Stored data entries
#####
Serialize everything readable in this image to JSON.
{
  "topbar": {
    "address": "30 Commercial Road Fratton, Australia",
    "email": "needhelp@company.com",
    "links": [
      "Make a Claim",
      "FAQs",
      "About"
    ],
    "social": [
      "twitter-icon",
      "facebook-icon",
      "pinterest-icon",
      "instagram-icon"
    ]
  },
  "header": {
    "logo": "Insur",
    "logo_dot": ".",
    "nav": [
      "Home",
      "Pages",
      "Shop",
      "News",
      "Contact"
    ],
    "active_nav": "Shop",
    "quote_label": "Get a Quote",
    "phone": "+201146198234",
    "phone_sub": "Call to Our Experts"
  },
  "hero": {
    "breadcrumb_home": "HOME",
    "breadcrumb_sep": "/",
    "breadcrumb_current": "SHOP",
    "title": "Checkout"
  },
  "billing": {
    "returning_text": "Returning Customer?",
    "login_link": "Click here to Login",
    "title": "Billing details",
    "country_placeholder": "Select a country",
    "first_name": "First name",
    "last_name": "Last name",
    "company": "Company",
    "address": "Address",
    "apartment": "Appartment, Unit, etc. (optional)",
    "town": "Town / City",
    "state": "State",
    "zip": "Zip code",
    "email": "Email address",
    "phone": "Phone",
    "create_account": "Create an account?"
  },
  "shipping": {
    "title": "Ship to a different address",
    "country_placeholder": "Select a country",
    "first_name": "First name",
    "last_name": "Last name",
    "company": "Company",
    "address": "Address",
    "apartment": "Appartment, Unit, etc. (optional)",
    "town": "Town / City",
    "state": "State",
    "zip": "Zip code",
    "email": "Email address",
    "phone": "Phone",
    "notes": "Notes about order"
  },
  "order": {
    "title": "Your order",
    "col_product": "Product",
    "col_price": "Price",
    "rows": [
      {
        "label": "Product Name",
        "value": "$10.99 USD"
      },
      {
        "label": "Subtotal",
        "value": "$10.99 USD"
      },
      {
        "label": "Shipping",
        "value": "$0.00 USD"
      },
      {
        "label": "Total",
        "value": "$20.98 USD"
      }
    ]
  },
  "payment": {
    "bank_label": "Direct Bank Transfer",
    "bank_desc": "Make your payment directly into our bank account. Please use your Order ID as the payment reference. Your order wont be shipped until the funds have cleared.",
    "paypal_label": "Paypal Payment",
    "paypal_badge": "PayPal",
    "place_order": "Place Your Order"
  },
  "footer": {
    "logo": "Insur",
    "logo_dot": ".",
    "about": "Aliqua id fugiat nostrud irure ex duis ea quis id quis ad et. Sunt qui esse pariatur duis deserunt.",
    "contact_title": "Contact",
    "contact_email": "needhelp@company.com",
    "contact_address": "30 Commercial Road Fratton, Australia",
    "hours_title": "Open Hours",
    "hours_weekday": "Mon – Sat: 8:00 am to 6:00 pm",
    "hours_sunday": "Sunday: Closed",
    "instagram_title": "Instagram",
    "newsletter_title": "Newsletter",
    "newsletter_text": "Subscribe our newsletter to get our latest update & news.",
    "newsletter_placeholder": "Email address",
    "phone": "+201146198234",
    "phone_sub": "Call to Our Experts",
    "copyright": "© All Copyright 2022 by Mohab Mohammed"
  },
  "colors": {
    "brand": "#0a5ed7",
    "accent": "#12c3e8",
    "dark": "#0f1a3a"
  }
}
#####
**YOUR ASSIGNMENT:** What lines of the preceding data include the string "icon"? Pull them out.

**OUTPUT:**
      "twitter-icon",
      "facebook-icon",
      "pinterest-icon",
      "instagram-icon"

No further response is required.